Post by Gag_N_Bone_Man on Jan 13, 2012 13:48:35 GMT 1
Not as simple an issue as the OP would have think.
1. The NHS has used a great many of these implants 2. Can it be proven that the private companies conducted due diligence in checking that the products were fit for purpose, legal, safe and do on? 3. Who allowed these products to be sold and marketed in the UK? with medical issues, a regulatory body like NICE would have to have licened the products. NICE are a governement run organisation, forming part of the NHS.
I also resent the vanity argument, to a point. Ultimately if a widespread number of people have effctively been "conned", I like the fact that we live in a society where our government (by the people, for the people etc) will help those people.
Bloke has vasectomy on NHS. Bloke experiences severe pain and discomfort for months/years.
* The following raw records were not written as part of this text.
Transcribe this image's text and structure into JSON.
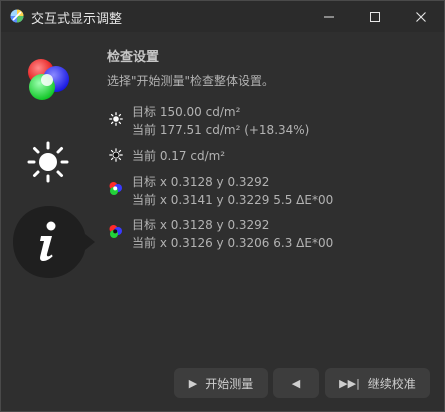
{
  "window": {
    "title": "交互式显示调整",
    "controls": [
      "minimize-icon",
      "maximize-icon",
      "close-icon"
    ]
  },
  "sidebar": {
    "items": [
      {
        "name": "rgb",
        "icon": "rgb-circles-icon"
      },
      {
        "name": "brightness",
        "icon": "sun-icon"
      },
      {
        "name": "info",
        "icon": "info-icon",
        "active": true
      }
    ]
  },
  "main": {
    "heading": "检查设置",
    "subheading": "选择\"开始测量\"检查整体设置。",
    "rows": [
      {
        "icon": "sun-small-icon",
        "line1": "目标 150.00 cd/m²",
        "line2": "当前 177.51 cd/m² (+18.34%)"
      },
      {
        "icon": "black-point-icon",
        "line1": "当前 0.17 cd/m²"
      },
      {
        "icon": "rgb-small-icon",
        "line1": "目标 x 0.3128 y 0.3292",
        "line2": "当前 x 0.3141 y 0.3229 5.5 ΔE*00"
      },
      {
        "icon": "rgb-dark-small-icon",
        "line1": "目标 x 0.3128 y 0.3292",
        "line2": "当前 x 0.3126 y 0.3206 6.3 ΔE*00"
      }
    ]
  },
  "footer": {
    "start_label": "开始测量",
    "back_label": "",
    "continue_label": "继续校准"
  },
  "colors": {
    "background": "#2f2f2f",
    "titlebar": "#2b2b2b",
    "button": "#3d3d3d",
    "active_tab": "#1f1f1f",
    "text": "#b3b3b3"
  }
}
Having researched it , finds that only a reversal will alleiate symptoms. Bloke gets told he has to go private, as the vasectomy was carried out correctly, and this is just a side effect, so has to pay £2 - £3k privately.
This happens regularly. Why shouldn;t this be available on the NHS?
Not a hugely different argument - an elective surgery, undertaken for what cold be reasons of convenience (i.e. to improve one's sex life - breast implants could arguably be acheive same benefit), painful outcome - why not use our magnificent NHS to cover the cost?
i don't think you would get the go ahead from your GP for a vasectomy to improve your sex life in the same way they probably wouldn't let a bird get bigger paps just so she can entice more blokes to spazz all over them.
The "what about mastectomies" line looks compelling. However, I'd have thought that the campaigners for free NHS removal and replacement would have found someone in that category to make the point. They don't appear to have done so (instead getting bints like the one who was on Look North moaning about how the NHS would remove the leaky one but leave the intact one there and wouldn't replace and she wanted both removed and replaced - that the National HEALTH Service only really needed to address her health issue rather than her desire to continue to have two enhanced jugs escaped her). I'd suggest this is because there aren't any.
Those who were advised during NHS treatment of breast cancer leading to a mastectomy to have implants fitted would have been advised to do so on health grounds and would therefore be almost certain to have had their implants fitted on the NHS. The NHS would then do whatever remedial work necessary. Those who have had mastectomies but did not have a sufficient health reason to make implants medically advised so went private are not really in a different category to other vanity customers. There are plenty of cancer survivors who have managed to get on with their lives post-mastectomy without an implant so it is not invariably medically advised to get an implant.